The records below must be reproduced exactly. Strip out the pictures.

**Source information:**
-=-=-

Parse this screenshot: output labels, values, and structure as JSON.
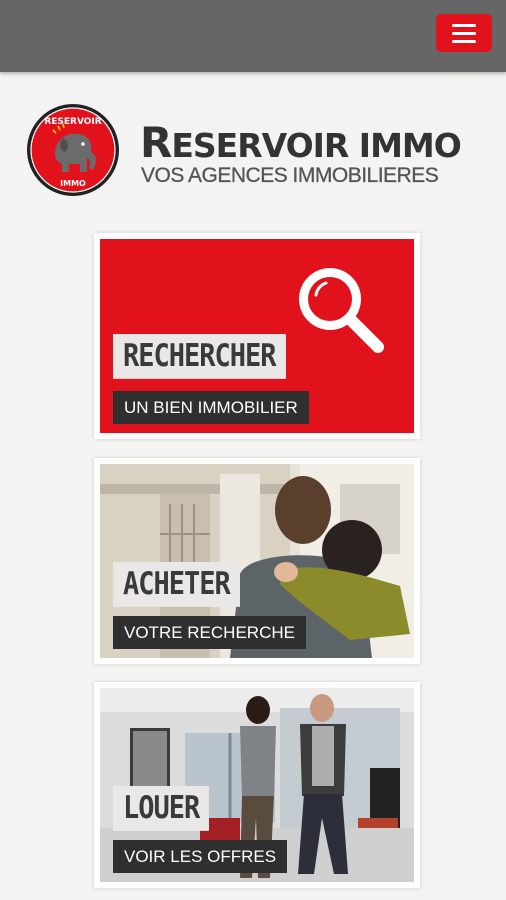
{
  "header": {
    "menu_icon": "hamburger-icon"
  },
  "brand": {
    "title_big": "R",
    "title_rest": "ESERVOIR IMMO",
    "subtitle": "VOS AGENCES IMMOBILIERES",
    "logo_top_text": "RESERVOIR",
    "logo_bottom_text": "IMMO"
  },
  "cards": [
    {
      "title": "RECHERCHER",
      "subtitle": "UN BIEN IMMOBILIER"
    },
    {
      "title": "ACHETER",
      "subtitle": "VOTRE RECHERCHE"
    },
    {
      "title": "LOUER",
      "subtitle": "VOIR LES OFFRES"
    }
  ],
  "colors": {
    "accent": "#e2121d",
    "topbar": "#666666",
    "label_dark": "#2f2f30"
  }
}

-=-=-

**Task solution:**
Parse this screenshot: output labels, values, and structure as JSON.
{
  "header": {
    "menu_icon": "hamburger-icon"
  },
  "brand": {
    "title_big": "R",
    "title_rest": "ESERVOIR IMMO",
    "subtitle": "VOS AGENCES IMMOBILIERES",
    "logo_top_text": "RESERVOIR",
    "logo_bottom_text": "IMMO"
  },
  "cards": [
    {
      "title": "RECHERCHER",
      "subtitle": "UN BIEN IMMOBILIER"
    },
    {
      "title": "ACHETER",
      "subtitle": "VOTRE RECHERCHE"
    },
    {
      "title": "LOUER",
      "subtitle": "VOIR LES OFFRES"
    }
  ],
  "colors": {
    "accent": "#e2121d",
    "topbar": "#666666",
    "label_dark": "#2f2f30"
  }
}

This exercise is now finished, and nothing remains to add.